Scientific name: Bombus
Scientific name: Bombus
Appearance: Generally striped yellow and black, but can also have splashes of red and/or white. Some bumblebees are all brown, some rare species are all black.
Weight: 100-350mg – less than a paperclip
Lifespan: From four weeks to a year
Diet: Pollen and nectar
The reason that bumblebees have declined in the countryside is simple. Bees feed exclusively on pollen and nectar, and there are far fewer flowers in the countryside than there once were. Hedges and marshland have disappeared and unimproved grasslands which are rich in wildflowers have been almost entirely swept away, to be replaced by silage and cereal fields. In relative terms, gardens now provide a valuable flower-rich refuge and as a result have become a stronghold for some bumblebee species. Find out how you can attract bumblebees to your garden by following the links below.
Bumblebees are social insects with an annual life cycle. The queens build nests and lay their first eggs in spring. These eggs hatch to become worker bees, which then help their mother to expand the nest and find food. By mid-summer, when nests can contain several hundred worker bees, queens start to lay both female and male eggs. The females are given extra food as they will become future queens. Eventually, the male bees and the new queens leave the nest to mate and the new queens burrow into the ground to wait out winter. The males, the worker bees and the old queen all die off in the autumn.
Read more about bumblebees
Find out how to attract bumblebees to your garden
Find out how to build a home for bumblebees
Visit the website of the Bumblebee Conservation Trust

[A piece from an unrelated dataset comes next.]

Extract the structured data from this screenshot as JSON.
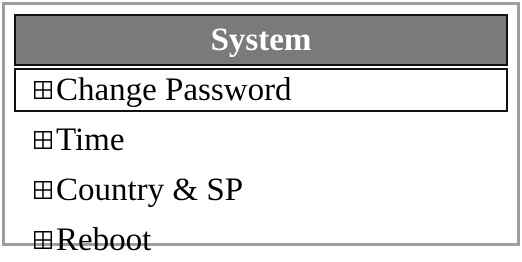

“If the bee disappeared off the surface of the globe, then man would only have four years left to live.”- Albert Einstein. Incredible to think that the fate of mankind lies in the hands of a small insect that no-one notices or cares about. Does the bee really matter that much or was Albert Einstein just saying this for affect? Perhaps he owned the world’s biggest honey farm and wanted people to know it. Well the simple fact is that without the bee the crops of the world would fail. Any crop which is produced from blossom would no longer produce fruit. That’s every fruit tree, vine, fruit bush and bean. Leaving us with root crops only. So, that isn’t going to happen I hear you cry, well Bumblebees are in danger in most developed countries due to destruction of their natural habitat, hedgerows, and the widespread use of pesticides which have destroyed many of the wildflowers. In the United Kingdom, until relatively recently, 19 species of native true bumblebee were recognized. Three have now become extinct and eight are in serious decline. Even a decline in bumblebee numbers would cause large-scale sweeping changes to the countryside, leading to inadequate pollination of plants, which of course will affect everyone. Gardens will deteriate, crops fail, food prices rise and wildflowers would die out. Frightening, but it may not be too late if we act now.